The future looks fabulous for new foresters if they can do one thing, Pyramid Mountain Lumber's Gordy Sanders told a roomful of forestry students Monday afternoon.
“I want somebody who can walk on water,” Sanders said during a Montana Forest Products Week symposium. Speaking Chinese, top-notch writing skills and marketing savvy also compete with basic silviculture training.
“It’s a little more complicated than 35 years ago when I stepped out of the pickup truck,” University of Montana Dean of Forestry and Conservation Jim Birchfield said at the gathering.
Gary Ellingson of Northwest Management Inc. noted he didn’t own a phone and nobody owned a computer when he got into the business. Now he can query landownership databases with satellite photos denoting wetlands and cultural sites without ever leaving the office.
But the work actually has moved much farther away from the desk. With most federal timber off the market, mills compete for scarce state and private log sales. That’s increased upfront expenses without adding any benefit to the contractor.
“The haul has gone from 50 to 200 miles a day,” Ellingson said. “If you own a ponderosa pine forest in Lewistown, and it's 250 miles to Plum Creek to sell, that’s an issue. You have no place to go with it.”
Recent UM forestry graduate Jake Watts added that breakdowns are much more a factor in the timber business today than in the past. When deployed on such distant worksites, a broken piece of heavy equipment hurts productivity much more than when the work was closer to home (and repair shops).
Forest Business Network marketing expert Craig Rawlings pointed to several big changes foresters should brace for.
The demise of the Pacific Northwest’s pulp-and-paper milling business fundamentally changed the economics of timber, because now there’s little payback for the small trees that make up most fuel-reduction and forest health projects. Fires and bug epidemics are hurting timber supplies at amazing rates, while global timber markets are demanding new products.
“If any of these things happened alone, we could adapt,” Rawlings said. “But they’re all happening simultaneously. And the trees keep growing. There’s tons of opportunity. You might consider learning a second language.”
Sanders recommended strong people skills when working in the woods.
“In private sales, we deal with doctors, lawyers, movie stars, cowboys, deeply conservative people and real liberals,” Sanders said. “You have to listen carefully and be interested in everything. Communication is key. Science types tend to use words that nobody else understands. Agency people put everything in acronyms. You have to connect with people.”
Sanders added the biggest challenge he sees coming is climate change. Regardless of what causes it or who’s responsible, forest owners will need creative people to deal with the changing conditions on their land.
And there’s a need for new blood as the current crew of woods-workers wear out.

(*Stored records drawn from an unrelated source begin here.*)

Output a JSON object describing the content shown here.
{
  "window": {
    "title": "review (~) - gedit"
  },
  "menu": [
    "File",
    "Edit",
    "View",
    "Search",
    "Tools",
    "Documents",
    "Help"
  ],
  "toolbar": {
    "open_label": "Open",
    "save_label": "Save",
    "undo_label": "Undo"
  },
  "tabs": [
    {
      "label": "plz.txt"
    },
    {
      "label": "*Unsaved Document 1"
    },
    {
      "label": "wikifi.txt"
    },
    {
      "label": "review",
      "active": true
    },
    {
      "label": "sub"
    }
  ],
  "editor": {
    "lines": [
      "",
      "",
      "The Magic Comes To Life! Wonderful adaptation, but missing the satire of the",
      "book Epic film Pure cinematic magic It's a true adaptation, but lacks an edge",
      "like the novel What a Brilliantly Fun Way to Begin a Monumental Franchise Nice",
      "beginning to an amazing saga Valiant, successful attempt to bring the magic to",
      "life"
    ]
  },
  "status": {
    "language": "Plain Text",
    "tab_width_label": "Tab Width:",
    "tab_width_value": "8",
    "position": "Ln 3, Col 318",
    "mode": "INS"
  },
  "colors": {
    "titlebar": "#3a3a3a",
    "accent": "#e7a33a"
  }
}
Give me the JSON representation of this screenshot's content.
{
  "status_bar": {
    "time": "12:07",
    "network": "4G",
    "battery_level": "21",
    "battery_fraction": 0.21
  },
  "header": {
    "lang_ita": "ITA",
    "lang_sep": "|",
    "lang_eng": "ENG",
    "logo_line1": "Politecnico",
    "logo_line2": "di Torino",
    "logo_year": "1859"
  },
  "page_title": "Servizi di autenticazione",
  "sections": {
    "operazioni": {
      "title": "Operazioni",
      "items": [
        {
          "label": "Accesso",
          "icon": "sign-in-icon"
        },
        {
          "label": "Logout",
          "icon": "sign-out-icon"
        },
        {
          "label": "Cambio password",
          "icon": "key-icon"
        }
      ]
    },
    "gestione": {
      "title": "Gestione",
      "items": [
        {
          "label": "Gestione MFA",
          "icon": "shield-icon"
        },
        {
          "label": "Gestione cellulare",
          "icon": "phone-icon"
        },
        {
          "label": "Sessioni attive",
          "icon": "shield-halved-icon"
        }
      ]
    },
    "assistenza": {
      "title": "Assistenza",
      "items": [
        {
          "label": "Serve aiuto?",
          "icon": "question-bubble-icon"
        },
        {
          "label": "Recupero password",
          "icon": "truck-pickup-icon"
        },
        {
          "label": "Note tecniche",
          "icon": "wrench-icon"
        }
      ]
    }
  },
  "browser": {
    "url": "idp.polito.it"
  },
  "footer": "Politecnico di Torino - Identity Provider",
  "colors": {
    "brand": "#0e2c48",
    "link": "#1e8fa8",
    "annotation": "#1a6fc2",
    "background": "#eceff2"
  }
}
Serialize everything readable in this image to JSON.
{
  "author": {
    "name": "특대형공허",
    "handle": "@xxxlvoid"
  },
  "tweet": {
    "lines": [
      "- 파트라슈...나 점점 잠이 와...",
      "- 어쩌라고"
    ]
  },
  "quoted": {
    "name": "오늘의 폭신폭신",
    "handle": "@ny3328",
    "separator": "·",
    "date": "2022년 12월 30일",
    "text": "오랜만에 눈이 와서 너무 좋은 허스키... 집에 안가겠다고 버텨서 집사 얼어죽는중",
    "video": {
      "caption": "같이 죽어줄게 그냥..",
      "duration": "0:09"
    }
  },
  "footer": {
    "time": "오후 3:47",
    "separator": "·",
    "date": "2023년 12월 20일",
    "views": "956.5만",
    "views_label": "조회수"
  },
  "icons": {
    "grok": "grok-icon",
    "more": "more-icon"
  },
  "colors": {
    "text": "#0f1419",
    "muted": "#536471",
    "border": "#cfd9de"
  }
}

Ellingson said the average age of forest contractors is late 50s to early 60s. But the new hires must contend with an industry that’s become dependent on having million-dollar pieces of equipment shared by a team of two workers. That poses challenges for anyone trying to get bank financing in an industry with uncertain supply chains.
Montana State Forester Bob Harrington said new foresters face a public that wants many different things at the same time. People don’t tend to think of trees the same way they think of other farm crops, even though the management principles are similar. They dislike change in the forest, but want wood products. They want threatening fires put out, but support fire as an ecological management tool.
But the basic skills and knowledge of woodscraft remain valuable, Harrington reminded the audience of 100 mostly UM students.
“We need people who are good in the woods,” he said. “Someone we can send out to find section corners, survey roads and get back to the truck safely.”